### Assignment
When a line below contains the word "text", it counts toward the total; give that total and nothing besides.

Items from an interface collection:
= = = = =

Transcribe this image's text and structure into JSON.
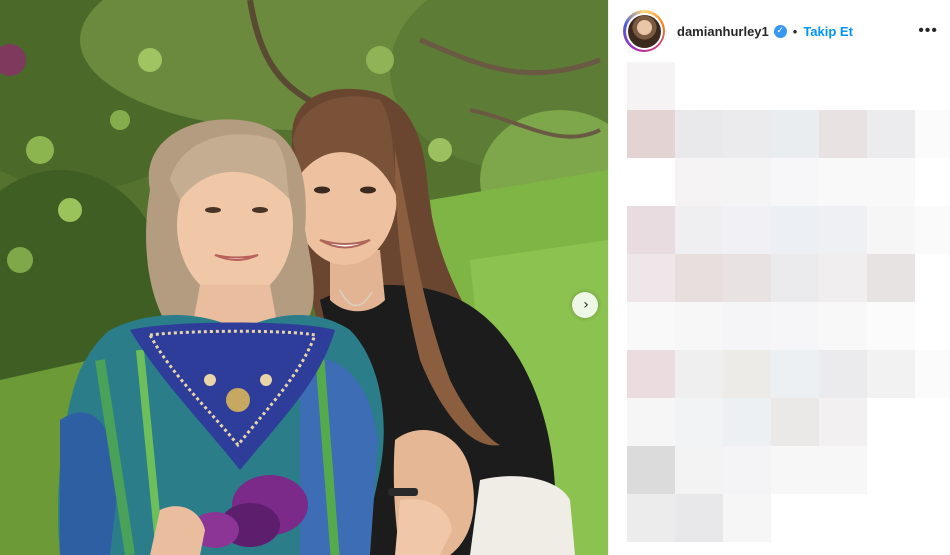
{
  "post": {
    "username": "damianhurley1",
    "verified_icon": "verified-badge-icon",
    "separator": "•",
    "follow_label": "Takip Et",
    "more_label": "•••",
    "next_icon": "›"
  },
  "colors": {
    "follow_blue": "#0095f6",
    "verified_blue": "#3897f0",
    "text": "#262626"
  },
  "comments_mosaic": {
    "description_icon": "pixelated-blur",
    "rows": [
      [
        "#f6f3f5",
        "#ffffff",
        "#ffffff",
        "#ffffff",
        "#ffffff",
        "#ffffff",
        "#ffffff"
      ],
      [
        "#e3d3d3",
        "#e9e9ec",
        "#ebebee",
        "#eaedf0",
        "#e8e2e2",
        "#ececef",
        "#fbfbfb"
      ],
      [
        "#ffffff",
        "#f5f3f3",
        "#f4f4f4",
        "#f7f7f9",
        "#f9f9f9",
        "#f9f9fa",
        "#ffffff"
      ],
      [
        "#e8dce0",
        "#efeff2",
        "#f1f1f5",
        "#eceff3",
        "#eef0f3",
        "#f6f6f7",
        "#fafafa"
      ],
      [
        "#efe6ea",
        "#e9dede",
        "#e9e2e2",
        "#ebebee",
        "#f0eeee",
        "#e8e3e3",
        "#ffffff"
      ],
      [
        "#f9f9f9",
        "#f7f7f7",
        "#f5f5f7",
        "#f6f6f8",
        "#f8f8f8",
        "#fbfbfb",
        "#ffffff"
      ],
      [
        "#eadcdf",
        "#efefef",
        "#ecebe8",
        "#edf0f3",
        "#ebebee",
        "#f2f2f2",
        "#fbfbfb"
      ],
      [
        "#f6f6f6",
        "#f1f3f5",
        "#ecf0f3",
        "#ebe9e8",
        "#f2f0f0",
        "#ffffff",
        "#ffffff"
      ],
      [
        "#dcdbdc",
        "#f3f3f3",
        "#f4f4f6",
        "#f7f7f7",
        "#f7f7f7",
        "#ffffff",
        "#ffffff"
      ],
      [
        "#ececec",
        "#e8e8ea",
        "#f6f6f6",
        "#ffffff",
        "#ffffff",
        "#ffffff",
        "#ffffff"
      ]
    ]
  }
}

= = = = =

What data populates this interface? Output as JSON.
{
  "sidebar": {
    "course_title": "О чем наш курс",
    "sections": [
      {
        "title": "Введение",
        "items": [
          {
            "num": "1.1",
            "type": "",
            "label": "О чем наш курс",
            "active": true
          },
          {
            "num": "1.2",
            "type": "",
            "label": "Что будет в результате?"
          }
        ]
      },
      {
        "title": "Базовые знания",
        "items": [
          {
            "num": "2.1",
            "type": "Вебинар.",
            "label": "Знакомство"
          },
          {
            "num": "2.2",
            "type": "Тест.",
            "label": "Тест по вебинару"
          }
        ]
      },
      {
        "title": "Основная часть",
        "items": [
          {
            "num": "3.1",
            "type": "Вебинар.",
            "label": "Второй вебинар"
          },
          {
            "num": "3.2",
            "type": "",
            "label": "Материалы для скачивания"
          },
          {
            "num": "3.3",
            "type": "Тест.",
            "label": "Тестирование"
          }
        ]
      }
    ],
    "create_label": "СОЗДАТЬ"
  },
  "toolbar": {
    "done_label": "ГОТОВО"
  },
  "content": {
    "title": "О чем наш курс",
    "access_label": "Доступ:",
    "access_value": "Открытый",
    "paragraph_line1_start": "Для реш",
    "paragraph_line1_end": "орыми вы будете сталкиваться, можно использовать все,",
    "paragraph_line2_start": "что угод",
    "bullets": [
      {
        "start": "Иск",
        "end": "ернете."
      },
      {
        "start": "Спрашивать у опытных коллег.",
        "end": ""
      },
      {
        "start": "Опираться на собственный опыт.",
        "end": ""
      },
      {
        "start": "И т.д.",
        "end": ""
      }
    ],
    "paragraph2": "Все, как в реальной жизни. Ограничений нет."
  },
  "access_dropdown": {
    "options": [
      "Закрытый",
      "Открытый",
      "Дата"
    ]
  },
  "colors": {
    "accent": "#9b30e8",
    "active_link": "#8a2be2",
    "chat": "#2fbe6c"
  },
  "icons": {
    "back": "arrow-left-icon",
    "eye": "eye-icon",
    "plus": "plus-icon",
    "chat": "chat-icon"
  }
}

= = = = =

### Exercise solution
2